By Mars Ross, Photography Editor
Allyson Morgan, a writer, producer and actress, came to speak at Manhattan College last Thursday to give insight into building a sustainable life in the world of art and film production. During the event she also screened two of her short films, one of which is commissioned by 20th Digital Studio and is airing on Hulu.
Not only does Morgan write, act and produce films, she also founded an award winning film and theater collective called F*** It Club. Morgan started the club in order to start putting together her own work.
“[The club was] created in the spirit of ‘why are we waiting for people to give us work?’ F*** it, let’s just make our own work,” Morgan said.
The company ran for 10 years and Morgan continues to forge her own path in the production industry, never taking no for an answer. Since she did not go to film school, instead she learned this lesson early on as an actor who wanted to make films. Morgan kept acting and made her way into writing, now working with some major players.
“You never know what you can do until you go out and start doing it,” Morgan said.
Maeve Adams, the director of the Digital Arts and Humanities program, put together the event. She thought Morgan would be an insightful speaker to show students that there’s always a way to make your own path.
“She has managed to cobble together, really creatively, a unique version of this career. She’s created a career in a way that is non-conventional and demonstrates the fact that this kind of thing is possible. One doesn’t have to simply follow some kind of preordained path if they want to work in film or other kinds of media technologies.”
Morgan screened two of her short films. One titled “Sitting,” which she wrote and acted in, was produced by her film collective in a matter of days. This film made its premiere at the Savannah College of Art and Design Film Festival and won outstanding narrative short at the Tallgrass Film Festival.

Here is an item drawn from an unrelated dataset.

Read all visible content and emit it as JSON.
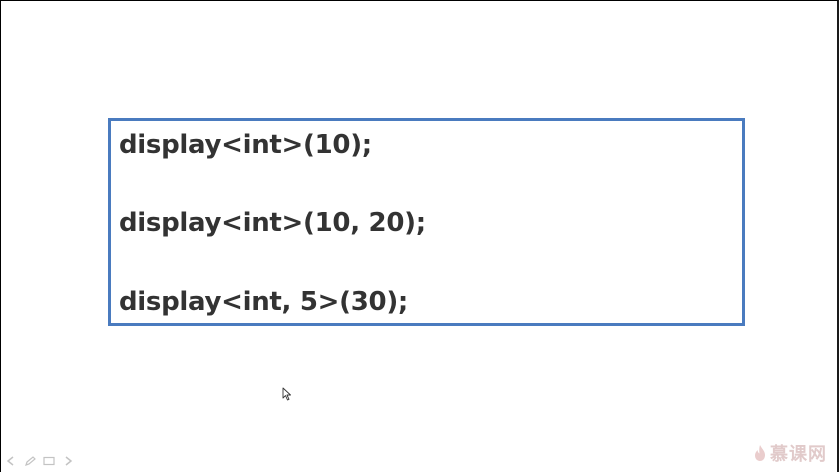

The short tells a story of a man with dementia who wants to commit suicide, but does not want to do it alone. He calls a babysitter, played by Morgan, to have company on the tough night. While it seems like an emotional tale, it has many moments of comedic relief.
“I liked ‘Sitting’ because it had a good balance between comedy and heavier topics. It was also interesting to see Allyson act in a film she wrote,” Colleen Cahill, a junior who attended the event, said.

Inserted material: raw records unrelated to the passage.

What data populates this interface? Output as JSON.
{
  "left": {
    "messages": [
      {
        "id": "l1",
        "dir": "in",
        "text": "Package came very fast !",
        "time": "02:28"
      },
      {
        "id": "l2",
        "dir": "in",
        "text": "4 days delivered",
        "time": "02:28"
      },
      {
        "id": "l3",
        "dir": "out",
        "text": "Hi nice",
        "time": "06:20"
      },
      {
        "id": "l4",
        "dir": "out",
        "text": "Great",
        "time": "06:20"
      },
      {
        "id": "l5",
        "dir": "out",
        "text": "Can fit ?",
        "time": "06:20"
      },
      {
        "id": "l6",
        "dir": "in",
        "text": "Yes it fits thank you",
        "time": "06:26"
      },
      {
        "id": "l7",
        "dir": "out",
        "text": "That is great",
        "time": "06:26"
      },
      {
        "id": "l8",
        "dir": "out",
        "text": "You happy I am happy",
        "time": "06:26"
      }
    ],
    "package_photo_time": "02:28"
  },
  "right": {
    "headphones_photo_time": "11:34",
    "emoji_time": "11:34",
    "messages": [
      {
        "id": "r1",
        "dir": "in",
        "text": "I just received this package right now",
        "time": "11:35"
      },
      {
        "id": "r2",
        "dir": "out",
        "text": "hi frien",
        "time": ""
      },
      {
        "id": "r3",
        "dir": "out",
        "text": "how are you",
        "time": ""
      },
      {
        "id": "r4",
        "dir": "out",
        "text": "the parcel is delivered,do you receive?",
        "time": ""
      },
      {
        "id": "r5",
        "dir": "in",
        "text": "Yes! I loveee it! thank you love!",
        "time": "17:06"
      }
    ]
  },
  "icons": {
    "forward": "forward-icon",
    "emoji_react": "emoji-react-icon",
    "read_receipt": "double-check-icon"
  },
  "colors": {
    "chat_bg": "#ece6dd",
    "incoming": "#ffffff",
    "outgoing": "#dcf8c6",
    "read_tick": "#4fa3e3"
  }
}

The second film, “First Date,” currently airing on Hulu, is in development as a feature film by Fox and Disney. The horror short follows a lesbian couple and involves mystical means in order to get the “perfect love.”
Morgan noted her interest in writing about unconventional relationships that we do not get to see a lot of in the media.
“I am always interested in relationship stories that are maybe non-traditional. I’m interested in not telling the same kind of man meets woman and they fall in love, and everything works out in the end,” Morgan said.
Adams also commented on the relationships in Morgan’s writings.
“I loved ‘First Date’ because I think it’s a radical portrayal of queer relationships in the horror context,” Adams said. “It’s not reductive of queer relationships, it doesn’t sound sterotypical, it’s not suggesting that queer relationships are horrors, it’s using the horror genre to explore something about intimacy and about romance that I think we rarely get to see.”
Morgan also found her way into the production of augmented reality experiences. She spoke of her experience co-creating an award-winning augmented reality, or AR, experience titled “Ghosted.” The experience won Most Innovative and Immersive Experience at the North Bend Film Festival in Washington.
“We came up with the idea of speed dating with ghosts,” Morgan said. “The idea is you’ve gone to hell, but the good news is you can come back if you take one ghost with you to haunt you for the rest of your life. It works like Tinder, you swipe right or left after hearing the ghosts’s monologues. I wrote a big portion of it and we also commissioned playwrights to write the monologues.”
The DAsH program at Manhattan College has classes taught by Michael Grabowski and department chair Daniel Savoy, that allow students to not only immerse themselves in AR, but also learn to create it. AR classes will be offered this fall, along with the other 57 cross listed DAsH courses.